As you might expect with a film like this, one that’s certainly geared towards an older crowd who might not be as alert as they once used to be, The Great Escaper can be sporadic in its focus. Scenes of Michael Caine’s Bernard on his noble journey and facing the terrors of his past can be swiftly interrupted by Glenda Jackson’s Rene – in what turned out to be the actor’s last film role after her passing earlier this year – being lively and sweet with her carers back at the retirement home.
Certain supporting characters, like a younger war veteran who’s clearly got some PTSD to work through, come and go at random intervals, while flashbacks to Bernard and Rene’s wartime romance tend to go on for longer than they perhaps need to. The film also takes an odd tonal leap towards the end when Bernard experiences the fame he’s unexpectedly accumulated, when the film suddenly turns into a cheery and lively screwball comedy, mere moments after a gut-wrenching scene in a war cemetery.
While the film doesn’t exactly find its footing in terms of structure or tone, it does manage to make up for that with plenty of scenes that are genuinely moving, and respectfully executed by the filmmakers and especially the actors. Director Oliver Parker, in a radical step away from the likes of his terrible Dad’s Army movie and the two St. Trinian’s films, allows certain moments all the time they need to generate the exact amount of emotional resonance that is required, such as when Bernard encounters a group of German soldiers drinking together in a pub, or later when he tearfully expresses guilt and regret for an incident during the actual D-Day landings.

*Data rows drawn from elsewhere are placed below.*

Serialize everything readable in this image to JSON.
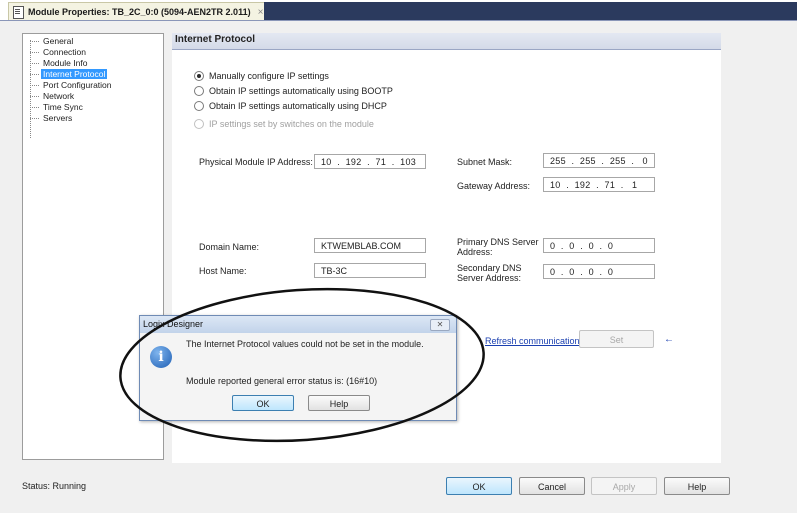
{
  "window": {
    "tab_title": "Module Properties: TB_2C_0:0 (5094-AEN2TR 2.011)",
    "tab_close": "×"
  },
  "tree": {
    "items": [
      {
        "label": "General",
        "selected": false
      },
      {
        "label": "Connection",
        "selected": false
      },
      {
        "label": "Module Info",
        "selected": false
      },
      {
        "label": "Internet Protocol",
        "selected": true
      },
      {
        "label": "Port Configuration",
        "selected": false
      },
      {
        "label": "Network",
        "selected": false
      },
      {
        "label": "Time Sync",
        "selected": false
      },
      {
        "label": "Servers",
        "selected": false
      }
    ]
  },
  "panel": {
    "header": "Internet Protocol",
    "radios": [
      {
        "label": "Manually configure IP settings",
        "checked": true,
        "enabled": true
      },
      {
        "label": "Obtain IP settings automatically using BOOTP",
        "checked": false,
        "enabled": true
      },
      {
        "label": "Obtain IP settings automatically using DHCP",
        "checked": false,
        "enabled": true
      },
      {
        "label": "IP settings set by switches on the module",
        "checked": false,
        "enabled": false
      }
    ],
    "ip_address": {
      "label": "Physical Module IP Address:",
      "value": "10  .  192  .  71  .  103"
    },
    "subnet_mask": {
      "label": "Subnet Mask:",
      "value": "255  .  255  .  255  .   0"
    },
    "gateway": {
      "label": "Gateway Address:",
      "value": "10  .  192  .  71  .   1"
    },
    "domain_name": {
      "label": "Domain Name:",
      "value": "KTWEMBLAB.COM"
    },
    "host_name": {
      "label": "Host Name:",
      "value": "TB-3C"
    },
    "primary_dns": {
      "label_line1": "Primary DNS Server",
      "label_line2": "Address:",
      "value": "0  .  0  .  0  .  0"
    },
    "secondary_dns": {
      "label_line1": "Secondary DNS",
      "label_line2": "Server Address:",
      "value": "0  .  0  .  0  .  0"
    },
    "refresh_link": "Refresh communication.",
    "set_button": "Set",
    "arrow_glyph": "←"
  },
  "status": {
    "text": "Status:  Running"
  },
  "footer_buttons": {
    "ok": "OK",
    "cancel": "Cancel",
    "apply": "Apply",
    "help": "Help"
  },
  "dialog": {
    "title": "Logix Designer",
    "close": "✕",
    "icon": "info-icon",
    "message": "The Internet Protocol values could not be set in the module.",
    "detail": "Module reported general error status is: (16#10)",
    "ok": "OK",
    "help": "Help"
  },
  "colors": {
    "selection": "#3399ff",
    "link": "#1a3fb0",
    "top_strip": "#2b3a5e",
    "info_icon": "#1f5fb4"
  }
}
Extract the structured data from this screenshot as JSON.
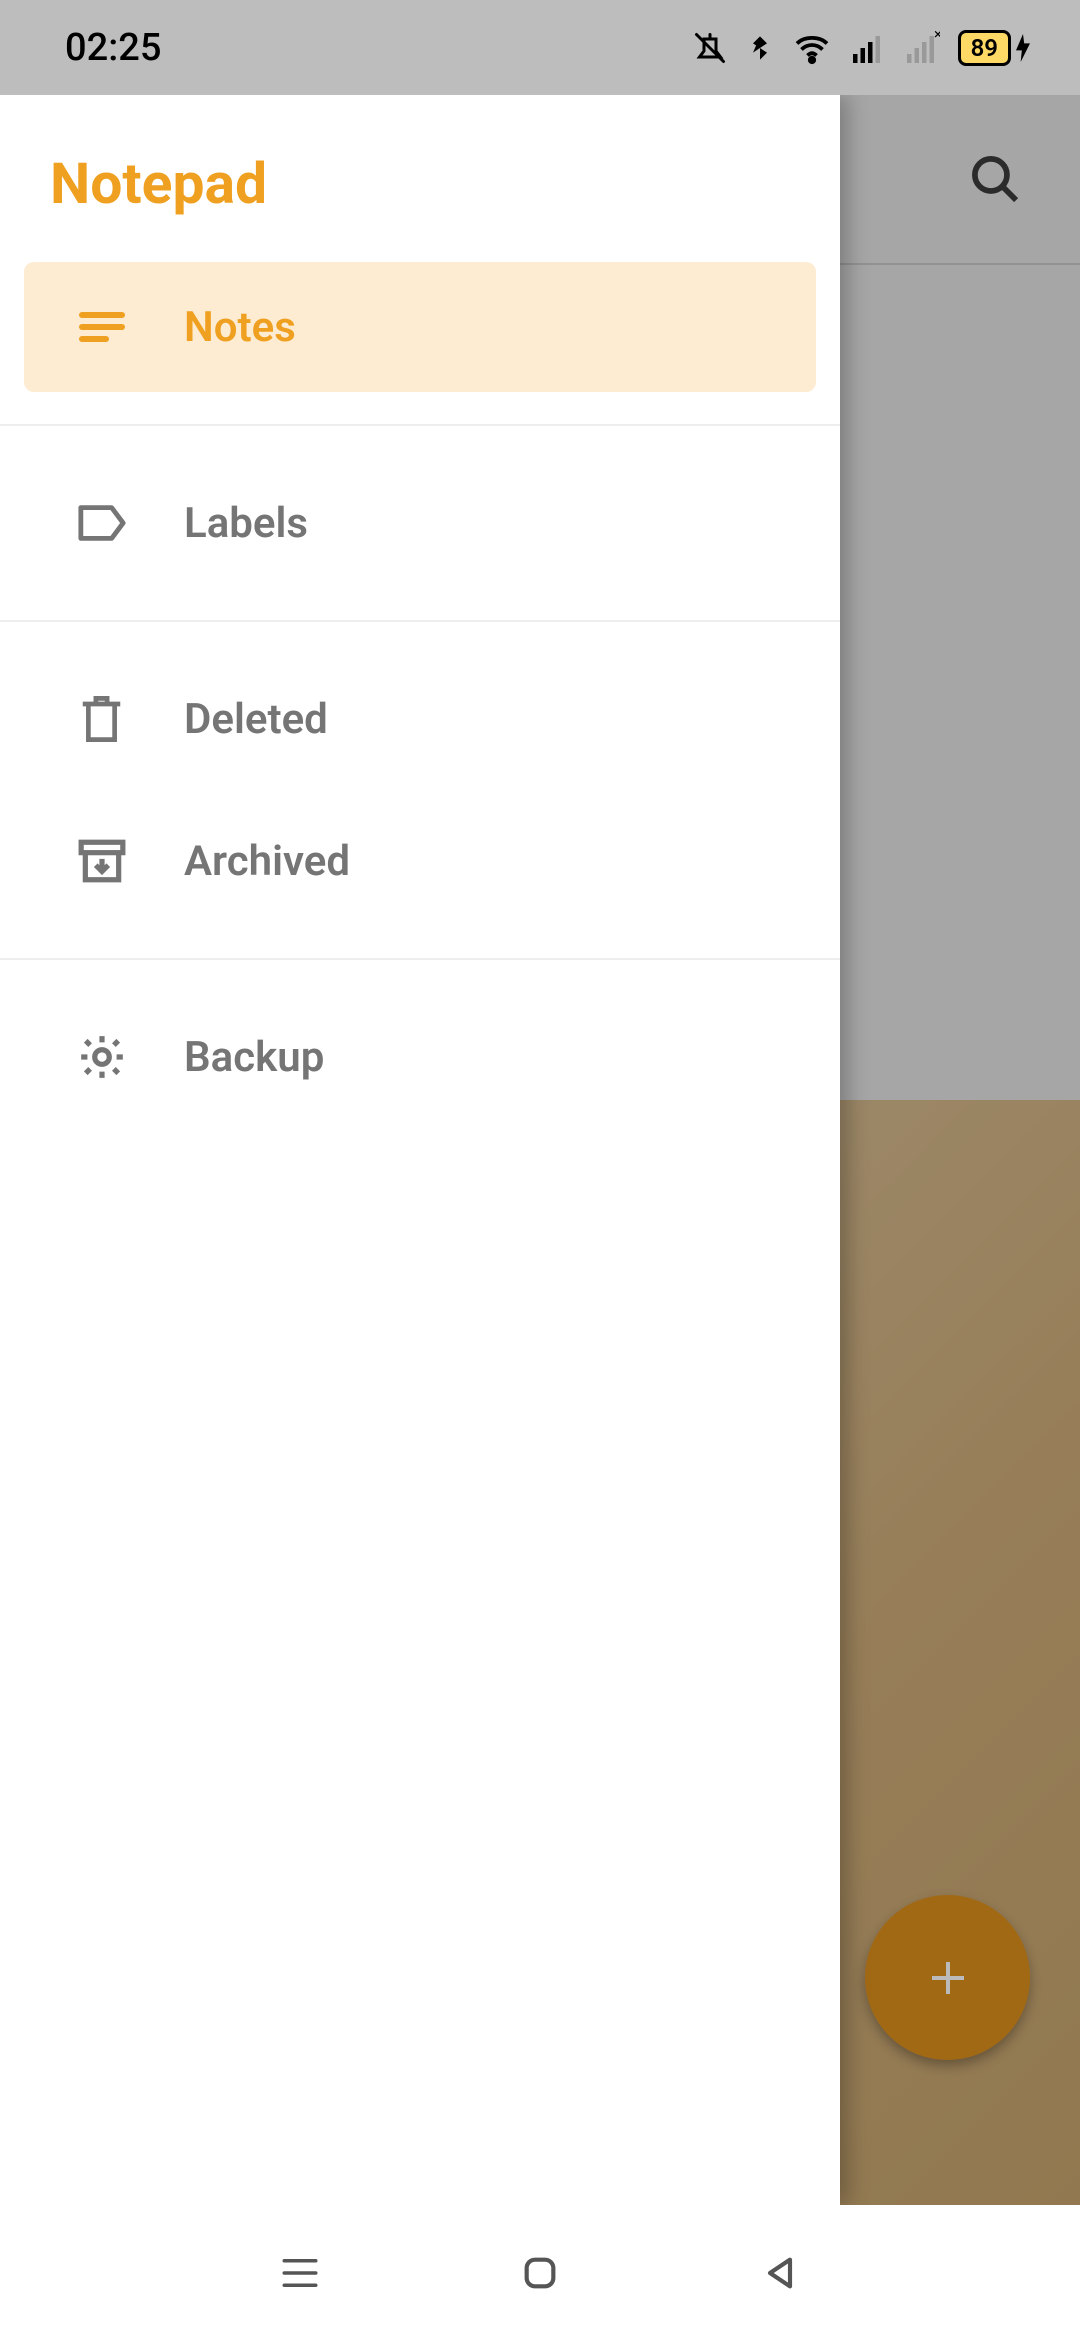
{
  "status_bar": {
    "time": "02:25",
    "battery_percent": "89"
  },
  "drawer": {
    "title": "Notepad",
    "items": [
      {
        "label": "Notes",
        "active": true
      },
      {
        "label": "Labels",
        "active": false
      },
      {
        "label": "Deleted",
        "active": false
      },
      {
        "label": "Archived",
        "active": false
      },
      {
        "label": "Backup",
        "active": false
      }
    ]
  }
}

On top of that, Michael Caine and Glenda Jackson are both terrific in this movie, giving performances that easily earn empathy without once feeling condescending, and display a wide range of emotional resonance that proves why both of them are double Oscar-winners. You really do fall in love with this couple, not just because they are very likeable, but also due to the fact that you can see in these two characters a deep sense of commitment and adoration that will last long after both have passed.
From a slightly more personal standpoint, The Great Escaper had me thinking a lot about my own grandparents, and how they had an equally unbreakable connection right up to their final days, which did leave me more choked up than I’d care to admit. Something about the way that they interact with other people, especially Glenda Jackson as she expresses constant delight at the small things around her, really felt poignant to me, as though I was seeing my grandmother (whom I was very close with before she passed last year) being portrayed on the screen and having her eternal goodness and chipper attitude captured perfectly.
Structurally, it doesn’t entirely function, but as an unexpectedly emotional and respectful drama featuring a pair of terrific turns by two legendary actors, The Great Escaper is a formidable accomplishment – and a satisfying enough apology for Allelujah.
SO, TO SUM UP…
The Great Escaper is a genuinely moving drama that respectfully captures the emotional burdens of the Greatest Generation and features two excellent performances by Michael Caine and the late Glenda Jackson, but its sporadic focus and odd tonal shifts do make it slightly uneven in places.